The target is to build Monarto’s rhino population to 30-40 white rhinos and ten black rhinos, and Wild Africa is being built to accommodate this. Getting them here is an expensive exercise. Australia’s strict biosecurity laws require quarantining the animals in New Zealand before moving them to a quarantine facility at Monarto.
As one of his favourite animals at the zoo, Peter is passionate about rhino's survival.
“They’re big, and I guess dinosaur-like and helpless. They are a reminder of the megafauna of the past and I think losing them would be very, very sad. It'd be like losing elephants to me, I can't imagine our children not being able to see them,” he said.
Peter grew up in Adelaide, attending St Peter’s College before studying Agriculture at Roseworthy college in 1970, sparking a keen interest in entomology. Roseworthy was an all-boys college at the time, and he describes himself as a young and naïve boy from Adelaide who quickly adjusted to the college lifestyle.
“There was a lot of college spirit there because everybody followed sports and lived together. There were 11 pubs around Roseworthy between Gawler and surrounds. So it was an interesting time,” he said.

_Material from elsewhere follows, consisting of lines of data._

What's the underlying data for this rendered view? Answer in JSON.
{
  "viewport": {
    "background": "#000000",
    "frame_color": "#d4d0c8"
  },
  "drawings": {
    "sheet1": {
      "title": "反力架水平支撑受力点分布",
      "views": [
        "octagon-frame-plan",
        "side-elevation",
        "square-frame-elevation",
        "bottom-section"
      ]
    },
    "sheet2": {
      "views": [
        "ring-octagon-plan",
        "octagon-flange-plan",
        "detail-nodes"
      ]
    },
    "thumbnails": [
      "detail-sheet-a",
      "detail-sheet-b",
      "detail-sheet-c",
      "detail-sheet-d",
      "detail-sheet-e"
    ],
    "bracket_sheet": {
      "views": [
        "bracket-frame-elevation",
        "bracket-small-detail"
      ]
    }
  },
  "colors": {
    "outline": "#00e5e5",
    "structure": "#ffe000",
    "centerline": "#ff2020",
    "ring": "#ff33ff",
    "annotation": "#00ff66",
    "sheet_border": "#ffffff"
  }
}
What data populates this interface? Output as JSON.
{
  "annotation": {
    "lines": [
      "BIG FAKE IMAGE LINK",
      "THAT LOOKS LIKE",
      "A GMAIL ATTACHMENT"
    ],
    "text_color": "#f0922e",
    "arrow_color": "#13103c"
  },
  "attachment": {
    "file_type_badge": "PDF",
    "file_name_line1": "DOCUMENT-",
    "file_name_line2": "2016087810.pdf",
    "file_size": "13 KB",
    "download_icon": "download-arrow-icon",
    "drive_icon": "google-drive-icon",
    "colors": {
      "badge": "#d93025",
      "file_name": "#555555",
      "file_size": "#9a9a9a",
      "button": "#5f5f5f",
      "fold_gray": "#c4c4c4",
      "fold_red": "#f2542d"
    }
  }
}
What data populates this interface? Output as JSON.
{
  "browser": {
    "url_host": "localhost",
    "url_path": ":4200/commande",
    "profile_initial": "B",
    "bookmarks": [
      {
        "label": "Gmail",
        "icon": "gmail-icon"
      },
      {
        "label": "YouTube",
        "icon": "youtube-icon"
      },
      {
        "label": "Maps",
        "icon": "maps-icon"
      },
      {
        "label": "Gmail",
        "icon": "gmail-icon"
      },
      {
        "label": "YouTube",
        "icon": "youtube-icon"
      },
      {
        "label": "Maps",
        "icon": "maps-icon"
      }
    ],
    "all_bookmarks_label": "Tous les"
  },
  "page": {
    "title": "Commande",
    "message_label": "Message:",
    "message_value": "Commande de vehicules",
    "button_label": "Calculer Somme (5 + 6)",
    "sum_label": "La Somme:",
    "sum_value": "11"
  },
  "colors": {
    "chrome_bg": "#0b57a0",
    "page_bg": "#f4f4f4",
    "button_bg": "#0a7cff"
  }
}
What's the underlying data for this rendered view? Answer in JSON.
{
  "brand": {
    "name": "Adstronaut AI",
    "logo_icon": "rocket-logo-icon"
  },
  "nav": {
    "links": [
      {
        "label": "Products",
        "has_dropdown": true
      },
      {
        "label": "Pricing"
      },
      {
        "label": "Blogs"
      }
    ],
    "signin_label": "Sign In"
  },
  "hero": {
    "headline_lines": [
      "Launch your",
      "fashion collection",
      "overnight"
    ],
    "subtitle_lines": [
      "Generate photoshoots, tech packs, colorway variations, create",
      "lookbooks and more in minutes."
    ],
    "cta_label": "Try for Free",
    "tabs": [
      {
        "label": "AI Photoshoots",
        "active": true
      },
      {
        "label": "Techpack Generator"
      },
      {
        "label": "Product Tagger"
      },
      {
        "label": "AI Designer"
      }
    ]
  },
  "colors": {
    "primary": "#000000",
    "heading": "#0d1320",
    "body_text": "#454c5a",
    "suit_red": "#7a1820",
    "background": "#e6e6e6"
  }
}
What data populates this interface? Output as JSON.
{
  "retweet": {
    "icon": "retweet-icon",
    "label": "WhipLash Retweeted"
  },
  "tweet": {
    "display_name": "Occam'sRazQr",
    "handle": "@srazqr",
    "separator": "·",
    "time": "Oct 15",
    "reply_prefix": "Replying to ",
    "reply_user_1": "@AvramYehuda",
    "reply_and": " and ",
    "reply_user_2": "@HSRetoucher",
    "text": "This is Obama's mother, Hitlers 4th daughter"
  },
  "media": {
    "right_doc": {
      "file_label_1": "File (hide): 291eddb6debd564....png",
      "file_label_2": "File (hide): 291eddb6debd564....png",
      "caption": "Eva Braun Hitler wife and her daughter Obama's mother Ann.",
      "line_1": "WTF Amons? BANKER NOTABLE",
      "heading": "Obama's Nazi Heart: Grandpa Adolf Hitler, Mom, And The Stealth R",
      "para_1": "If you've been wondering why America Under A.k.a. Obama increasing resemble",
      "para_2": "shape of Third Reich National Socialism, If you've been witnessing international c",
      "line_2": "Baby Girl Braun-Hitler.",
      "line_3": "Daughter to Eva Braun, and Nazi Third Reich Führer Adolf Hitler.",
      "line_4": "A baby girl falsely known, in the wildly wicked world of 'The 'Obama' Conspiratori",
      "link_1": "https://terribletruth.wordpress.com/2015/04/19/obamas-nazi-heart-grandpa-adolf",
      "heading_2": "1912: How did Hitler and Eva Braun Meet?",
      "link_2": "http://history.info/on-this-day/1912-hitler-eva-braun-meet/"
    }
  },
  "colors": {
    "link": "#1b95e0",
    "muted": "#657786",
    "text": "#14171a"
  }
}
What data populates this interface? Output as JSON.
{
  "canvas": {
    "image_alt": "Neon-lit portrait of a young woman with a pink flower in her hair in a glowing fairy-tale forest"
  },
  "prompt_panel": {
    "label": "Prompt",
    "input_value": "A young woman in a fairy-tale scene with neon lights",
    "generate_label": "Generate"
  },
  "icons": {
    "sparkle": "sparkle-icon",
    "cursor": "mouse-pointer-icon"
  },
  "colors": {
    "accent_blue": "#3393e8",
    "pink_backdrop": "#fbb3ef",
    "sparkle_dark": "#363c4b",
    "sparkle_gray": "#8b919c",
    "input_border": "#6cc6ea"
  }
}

Following his degree, Peter’s first job was with the Australian Government as an Agricultural Advisor based in Papua New Guinea. It wasn’t long before his fascination with insects steered him in a different direction.
“Even though I went to New Guinea with the Australian government as an agricultural advisor, I got really involved with insects because New Guinea is mecca for insects. The biggest insects, the biggest butterflies, the longest stick insect, the biggest beetles – so I soon got into collecting them,” he said.
Peter would visit village communities, advising on crops like coffee, cocoa and rice, and he would use these trips to collect insects.
After a period in crocodile farming, and yes, he was bitten once after a failed attempt to get a band around its mouth, it was butterflies that captured his attention. His aim was to create butterfly farms that could provide locals with an alternative source of income.
"It was one alternative to village people having to chop down their forests. The idea, as far-fetched as it might seem, was to set up a handful of businesses that could compete with the revenue that logging gave to people in the village.
“Monarto is growing pretty quickly. It's the largest area zoo in Australasia. In fact, every other zoo in Australia and New Zealand fits into Monarto with room to spare.”Peter Clark
The result was an Insect Farming and Trading Agency that operated for 25 years with approximately 2,000 villagers working for them across the country in the different provinces.
“We would keep up to 300,000 insects in stock which we marketed to dealers overseas. New Guinea insects were highly collectible and top of the list were the Birdwing butterflies. These are absolutely magnificent. The biggest I measured in the wild was 33 centimetres across,” he said.
Peter also started working with wildlife and protected species, which led to a partnership with the University of Technology in Lae to set up a zoo called the Rainforest Habitat.
After 30 years in Papua New Guinea, Peter finally returned to Adelaide in 2003 to take up a position as the first curator at Monarto, before becoming the Director, a position created a few years ago when the zoo began to expand rapidly.
"Monarto is growing pretty quickly. It's the largest area zoo in Australasia. In fact, every other zoo in Australia and New Zealand fits into Monarto with room to spare."
More recently the zoo experienced the challenges of COVID-19 and forced closures.
“Like everybody, we struggled. We tried to keep as many people as we could but we probably had to lay off half our front-of-house people for a while. Job keeper helped a lot, but we still had animals to look after. The State Government has been really supportive, so has the Federal Government. Since we've reopened again, we've also had tremendous support from the public. It has all made a difference.”
Story by Renee Capps
Photos by Meaghan Coles